*** Block opens ***

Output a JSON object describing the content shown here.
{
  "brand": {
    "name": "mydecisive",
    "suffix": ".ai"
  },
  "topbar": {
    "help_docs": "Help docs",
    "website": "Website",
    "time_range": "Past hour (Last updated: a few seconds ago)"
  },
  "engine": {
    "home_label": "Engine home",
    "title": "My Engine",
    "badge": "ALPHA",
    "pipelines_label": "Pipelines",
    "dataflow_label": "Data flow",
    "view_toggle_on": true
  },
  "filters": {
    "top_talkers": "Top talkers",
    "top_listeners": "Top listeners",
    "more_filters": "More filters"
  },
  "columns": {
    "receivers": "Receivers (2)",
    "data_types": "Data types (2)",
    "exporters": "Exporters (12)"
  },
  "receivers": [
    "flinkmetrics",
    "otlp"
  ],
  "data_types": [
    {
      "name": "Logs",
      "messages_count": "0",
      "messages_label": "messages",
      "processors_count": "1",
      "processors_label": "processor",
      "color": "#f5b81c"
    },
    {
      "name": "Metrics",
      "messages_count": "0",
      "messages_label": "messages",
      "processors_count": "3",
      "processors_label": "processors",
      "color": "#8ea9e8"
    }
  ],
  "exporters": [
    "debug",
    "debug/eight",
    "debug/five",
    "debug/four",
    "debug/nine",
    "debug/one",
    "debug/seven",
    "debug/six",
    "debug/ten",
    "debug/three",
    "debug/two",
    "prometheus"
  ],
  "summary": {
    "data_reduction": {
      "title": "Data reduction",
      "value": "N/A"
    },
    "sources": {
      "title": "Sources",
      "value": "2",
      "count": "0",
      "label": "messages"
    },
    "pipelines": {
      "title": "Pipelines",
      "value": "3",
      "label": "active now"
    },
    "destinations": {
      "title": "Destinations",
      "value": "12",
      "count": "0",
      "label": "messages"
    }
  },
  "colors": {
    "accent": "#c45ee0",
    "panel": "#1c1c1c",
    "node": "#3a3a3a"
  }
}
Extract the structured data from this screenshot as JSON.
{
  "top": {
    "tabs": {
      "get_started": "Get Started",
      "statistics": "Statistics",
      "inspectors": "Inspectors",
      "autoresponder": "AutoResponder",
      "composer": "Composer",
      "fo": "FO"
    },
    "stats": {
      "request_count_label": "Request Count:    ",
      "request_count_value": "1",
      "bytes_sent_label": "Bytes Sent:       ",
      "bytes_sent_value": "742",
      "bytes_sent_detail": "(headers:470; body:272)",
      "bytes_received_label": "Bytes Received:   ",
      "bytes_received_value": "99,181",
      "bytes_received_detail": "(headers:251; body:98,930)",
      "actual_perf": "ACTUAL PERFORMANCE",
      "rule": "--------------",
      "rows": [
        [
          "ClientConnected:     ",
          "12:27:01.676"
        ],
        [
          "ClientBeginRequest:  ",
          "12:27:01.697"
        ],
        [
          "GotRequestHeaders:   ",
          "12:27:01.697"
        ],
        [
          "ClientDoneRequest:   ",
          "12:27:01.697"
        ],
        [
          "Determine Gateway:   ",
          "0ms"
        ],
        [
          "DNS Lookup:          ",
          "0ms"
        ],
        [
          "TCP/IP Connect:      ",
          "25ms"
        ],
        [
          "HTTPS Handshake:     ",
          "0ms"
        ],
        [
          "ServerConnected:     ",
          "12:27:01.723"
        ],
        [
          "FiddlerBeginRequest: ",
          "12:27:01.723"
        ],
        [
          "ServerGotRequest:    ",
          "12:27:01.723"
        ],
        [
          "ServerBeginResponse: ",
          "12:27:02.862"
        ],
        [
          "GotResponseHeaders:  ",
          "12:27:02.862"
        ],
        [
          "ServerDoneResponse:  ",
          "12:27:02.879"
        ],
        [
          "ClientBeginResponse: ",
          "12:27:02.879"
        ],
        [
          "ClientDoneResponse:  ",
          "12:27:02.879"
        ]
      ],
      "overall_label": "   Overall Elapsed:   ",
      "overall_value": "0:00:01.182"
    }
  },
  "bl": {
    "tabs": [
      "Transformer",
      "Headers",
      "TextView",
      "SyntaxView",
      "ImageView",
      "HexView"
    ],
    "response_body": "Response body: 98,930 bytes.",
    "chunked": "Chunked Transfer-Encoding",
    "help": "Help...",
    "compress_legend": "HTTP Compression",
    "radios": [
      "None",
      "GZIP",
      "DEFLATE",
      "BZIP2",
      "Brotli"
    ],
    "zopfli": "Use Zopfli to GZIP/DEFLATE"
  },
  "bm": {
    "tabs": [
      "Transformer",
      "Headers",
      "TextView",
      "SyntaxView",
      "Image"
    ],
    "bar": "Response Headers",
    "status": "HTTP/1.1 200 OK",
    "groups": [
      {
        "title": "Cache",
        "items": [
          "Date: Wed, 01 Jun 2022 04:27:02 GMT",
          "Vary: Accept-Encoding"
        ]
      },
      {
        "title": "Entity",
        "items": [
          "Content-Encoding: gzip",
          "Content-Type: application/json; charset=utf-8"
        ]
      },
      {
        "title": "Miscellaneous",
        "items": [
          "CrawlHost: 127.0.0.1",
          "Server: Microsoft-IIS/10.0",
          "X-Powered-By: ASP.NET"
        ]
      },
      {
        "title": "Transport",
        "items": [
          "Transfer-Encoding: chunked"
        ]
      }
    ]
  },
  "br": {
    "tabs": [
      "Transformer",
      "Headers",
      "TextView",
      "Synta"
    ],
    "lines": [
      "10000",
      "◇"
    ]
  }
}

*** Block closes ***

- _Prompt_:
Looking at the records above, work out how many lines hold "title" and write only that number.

- _Problem solution_:
9